BEGIN ENTRIES SUPPLIED

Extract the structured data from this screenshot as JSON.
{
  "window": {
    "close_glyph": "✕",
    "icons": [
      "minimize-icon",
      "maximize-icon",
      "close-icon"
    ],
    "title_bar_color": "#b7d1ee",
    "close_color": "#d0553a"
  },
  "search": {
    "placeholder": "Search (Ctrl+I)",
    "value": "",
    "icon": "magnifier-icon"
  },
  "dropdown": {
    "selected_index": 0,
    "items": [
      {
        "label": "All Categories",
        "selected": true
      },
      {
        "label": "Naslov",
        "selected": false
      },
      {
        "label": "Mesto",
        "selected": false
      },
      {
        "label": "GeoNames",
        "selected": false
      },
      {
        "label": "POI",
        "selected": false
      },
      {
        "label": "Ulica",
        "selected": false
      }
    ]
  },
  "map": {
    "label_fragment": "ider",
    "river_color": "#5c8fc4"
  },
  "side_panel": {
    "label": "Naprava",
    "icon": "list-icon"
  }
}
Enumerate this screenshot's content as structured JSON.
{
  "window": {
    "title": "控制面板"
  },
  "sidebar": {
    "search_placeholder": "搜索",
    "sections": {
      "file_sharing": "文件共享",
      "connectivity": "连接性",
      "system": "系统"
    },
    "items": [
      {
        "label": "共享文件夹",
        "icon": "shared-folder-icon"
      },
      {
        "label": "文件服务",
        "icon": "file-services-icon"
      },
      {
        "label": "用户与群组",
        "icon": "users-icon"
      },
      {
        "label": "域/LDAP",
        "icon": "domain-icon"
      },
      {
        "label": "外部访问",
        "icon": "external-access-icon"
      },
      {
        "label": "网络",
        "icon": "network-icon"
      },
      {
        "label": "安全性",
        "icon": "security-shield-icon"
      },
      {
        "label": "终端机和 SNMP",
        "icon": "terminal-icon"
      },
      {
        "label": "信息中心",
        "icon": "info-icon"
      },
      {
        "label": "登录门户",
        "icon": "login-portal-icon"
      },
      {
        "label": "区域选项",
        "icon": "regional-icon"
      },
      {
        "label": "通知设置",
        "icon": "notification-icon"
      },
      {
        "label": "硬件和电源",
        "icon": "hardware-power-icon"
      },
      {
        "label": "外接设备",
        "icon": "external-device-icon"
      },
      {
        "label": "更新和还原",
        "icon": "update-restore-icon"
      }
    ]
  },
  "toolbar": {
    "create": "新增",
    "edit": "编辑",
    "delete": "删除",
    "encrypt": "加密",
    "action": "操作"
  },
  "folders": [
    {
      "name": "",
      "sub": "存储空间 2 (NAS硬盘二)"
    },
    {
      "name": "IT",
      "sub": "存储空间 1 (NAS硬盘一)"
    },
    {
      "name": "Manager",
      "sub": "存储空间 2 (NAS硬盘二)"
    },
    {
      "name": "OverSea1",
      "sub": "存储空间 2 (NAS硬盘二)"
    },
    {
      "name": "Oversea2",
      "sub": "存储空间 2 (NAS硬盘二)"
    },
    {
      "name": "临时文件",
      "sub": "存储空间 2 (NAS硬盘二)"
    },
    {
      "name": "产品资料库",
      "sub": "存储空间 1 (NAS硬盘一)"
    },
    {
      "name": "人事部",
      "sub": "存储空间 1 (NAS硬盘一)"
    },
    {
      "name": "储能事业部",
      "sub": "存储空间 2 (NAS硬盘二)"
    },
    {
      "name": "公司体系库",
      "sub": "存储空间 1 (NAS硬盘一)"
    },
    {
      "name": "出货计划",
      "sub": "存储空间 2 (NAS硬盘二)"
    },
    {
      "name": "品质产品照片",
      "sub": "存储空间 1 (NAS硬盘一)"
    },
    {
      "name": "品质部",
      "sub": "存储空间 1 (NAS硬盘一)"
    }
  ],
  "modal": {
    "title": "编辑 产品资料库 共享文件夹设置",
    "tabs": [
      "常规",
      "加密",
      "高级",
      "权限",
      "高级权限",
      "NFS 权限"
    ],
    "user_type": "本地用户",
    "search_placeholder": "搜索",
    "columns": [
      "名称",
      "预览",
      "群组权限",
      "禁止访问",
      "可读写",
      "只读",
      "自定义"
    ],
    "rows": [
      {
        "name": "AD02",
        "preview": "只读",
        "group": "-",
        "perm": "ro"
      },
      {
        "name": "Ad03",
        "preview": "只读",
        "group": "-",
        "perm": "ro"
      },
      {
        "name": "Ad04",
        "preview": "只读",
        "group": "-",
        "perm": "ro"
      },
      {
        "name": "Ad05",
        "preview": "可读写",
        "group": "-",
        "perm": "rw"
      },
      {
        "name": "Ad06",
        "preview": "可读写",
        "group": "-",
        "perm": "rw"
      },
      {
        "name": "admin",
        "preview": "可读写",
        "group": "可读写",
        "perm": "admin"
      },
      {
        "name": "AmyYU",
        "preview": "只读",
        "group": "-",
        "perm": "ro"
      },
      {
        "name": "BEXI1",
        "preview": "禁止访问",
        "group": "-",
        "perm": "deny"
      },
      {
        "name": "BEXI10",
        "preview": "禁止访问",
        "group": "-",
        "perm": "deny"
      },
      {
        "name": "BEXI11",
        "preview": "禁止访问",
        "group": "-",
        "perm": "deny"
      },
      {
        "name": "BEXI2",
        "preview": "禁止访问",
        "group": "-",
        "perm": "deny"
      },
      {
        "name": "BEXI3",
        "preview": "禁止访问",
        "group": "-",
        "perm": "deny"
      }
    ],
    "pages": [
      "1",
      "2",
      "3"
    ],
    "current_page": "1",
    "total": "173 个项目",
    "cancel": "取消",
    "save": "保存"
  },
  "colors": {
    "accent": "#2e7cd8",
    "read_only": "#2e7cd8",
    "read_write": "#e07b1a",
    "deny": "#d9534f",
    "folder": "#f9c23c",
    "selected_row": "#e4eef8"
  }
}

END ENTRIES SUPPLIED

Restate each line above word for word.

Extract the structured data from this screenshot as JSON.
{
  "window": {
    "close_glyph": "✕",
    "icons": [
      "minimize-icon",
      "maximize-icon",
      "close-icon"
    ],
    "title_bar_color": "#b7d1ee",
    "close_color": "#d0553a"
  },
  "search": {
    "placeholder": "Search (Ctrl+I)",
    "value": "",
    "icon": "magnifier-icon"
  },
  "dropdown": {
    "selected_index": 0,
    "items": [
      {
        "label": "All Categories",
        "selected": true
      },
      {
        "label": "Naslov",
        "selected": false
      },
      {
        "label": "Mesto",
        "selected": false
      },
      {
        "label": "GeoNames",
        "selected": false
      },
      {
        "label": "POI",
        "selected": false
      },
      {
        "label": "Ulica",
        "selected": false
      }
    ]
  },
  "map": {
    "label_fragment": "ider",
    "river_color": "#5c8fc4"
  },
  "side_panel": {
    "label": "Naprava",
    "icon": "list-icon"
  }
}
Enumerate this screenshot's content as structured JSON.
{
  "window": {
    "title": "控制面板"
  },
  "sidebar": {
    "search_placeholder": "搜索",
    "sections": {
      "file_sharing": "文件共享",
      "connectivity": "连接性",
      "system": "系统"
    },
    "items": [
      {
        "label": "共享文件夹",
        "icon": "shared-folder-icon"
      },
      {
        "label": "文件服务",
        "icon": "file-services-icon"
      },
      {
        "label": "用户与群组",
        "icon": "users-icon"
      },
      {
        "label": "域/LDAP",
        "icon": "domain-icon"
      },
      {
        "label": "外部访问",
        "icon": "external-access-icon"
      },
      {
        "label": "网络",
        "icon": "network-icon"
      },
      {
        "label": "安全性",
        "icon": "security-shield-icon"
      },
      {
        "label": "终端机和 SNMP",
        "icon": "terminal-icon"
      },
      {
        "label": "信息中心",
        "icon": "info-icon"
      },
      {
        "label": "登录门户",
        "icon": "login-portal-icon"
      },
      {
        "label": "区域选项",
        "icon": "regional-icon"
      },
      {
        "label": "通知设置",
        "icon": "notification-icon"
      },
      {
        "label": "硬件和电源",
        "icon": "hardware-power-icon"
      },
      {
        "label": "外接设备",
        "icon": "external-device-icon"
      },
      {
        "label": "更新和还原",
        "icon": "update-restore-icon"
      }
    ]
  },
  "toolbar": {
    "create": "新增",
    "edit": "编辑",
    "delete": "删除",
    "encrypt": "加密",
    "action": "操作"
  },
  "folders": [
    {
      "name": "",
      "sub": "存储空间 2 (NAS硬盘二)"
    },
    {
      "name": "IT",
      "sub": "存储空间 1 (NAS硬盘一)"
    },
    {
      "name": "Manager",
      "sub": "存储空间 2 (NAS硬盘二)"
    },
    {
      "name": "OverSea1",
      "sub": "存储空间 2 (NAS硬盘二)"
    },
    {
      "name": "Oversea2",
      "sub": "存储空间 2 (NAS硬盘二)"
    },
    {
      "name": "临时文件",
      "sub": "存储空间 2 (NAS硬盘二)"
    },
    {
      "name": "产品资料库",
      "sub": "存储空间 1 (NAS硬盘一)"
    },
    {
      "name": "人事部",
      "sub": "存储空间 1 (NAS硬盘一)"
    },
    {
      "name": "储能事业部",
      "sub": "存储空间 2 (NAS硬盘二)"
    },
    {
      "name": "公司体系库",
      "sub": "存储空间 1 (NAS硬盘一)"
    },
    {
      "name": "出货计划",
      "sub": "存储空间 2 (NAS硬盘二)"
    },
    {
      "name": "品质产品照片",
      "sub": "存储空间 1 (NAS硬盘一)"
    },
    {
      "name": "品质部",
      "sub": "存储空间 1 (NAS硬盘一)"
    }
  ],
  "modal": {
    "title": "编辑 产品资料库 共享文件夹设置",
    "tabs": [
      "常规",
      "加密",
      "高级",
      "权限",
      "高级权限",
      "NFS 权限"
    ],
    "user_type": "本地用户",
    "search_placeholder": "搜索",
    "columns": [
      "名称",
      "预览",
      "群组权限",
      "禁止访问",
      "可读写",
      "只读",
      "自定义"
    ],
    "rows": [
      {
        "name": "AD02",
        "preview": "只读",
        "group": "-",
        "perm": "ro"
      },
      {
        "name": "Ad03",
        "preview": "只读",
        "group": "-",
        "perm": "ro"
      },
      {
        "name": "Ad04",
        "preview": "只读",
        "group": "-",
        "perm": "ro"
      },
      {
        "name": "Ad05",
        "preview": "可读写",
        "group": "-",
        "perm": "rw"
      },
      {
        "name": "Ad06",
        "preview": "可读写",
        "group": "-",
        "perm": "rw"
      },
      {
        "name": "admin",
        "preview": "可读写",
        "group": "可读写",
        "perm": "admin"
      },
      {
        "name": "AmyYU",
        "preview": "只读",
        "group": "-",
        "perm": "ro"
      },
      {
        "name": "BEXI1",
        "preview": "禁止访问",
        "group": "-",
        "perm": "deny"
      },
      {
        "name": "BEXI10",
        "preview": "禁止访问",
        "group": "-",
        "perm": "deny"
      },
      {
        "name": "BEXI11",
        "preview": "禁止访问",
        "group": "-",
        "perm": "deny"
      },
      {
        "name": "BEXI2",
        "preview": "禁止访问",
        "group": "-",
        "perm": "deny"
      },
      {
        "name": "BEXI3",
        "preview": "禁止访问",
        "group": "-",
        "perm": "deny"
      }
    ],
    "pages": [
      "1",
      "2",
      "3"
    ],
    "current_page": "1",
    "total": "173 个项目",
    "cancel": "取消",
    "save": "保存"
  },
  "colors": {
    "accent": "#2e7cd8",
    "read_only": "#2e7cd8",
    "read_write": "#e07b1a",
    "deny": "#d9534f",
    "folder": "#f9c23c",
    "selected_row": "#e4eef8"
  }
}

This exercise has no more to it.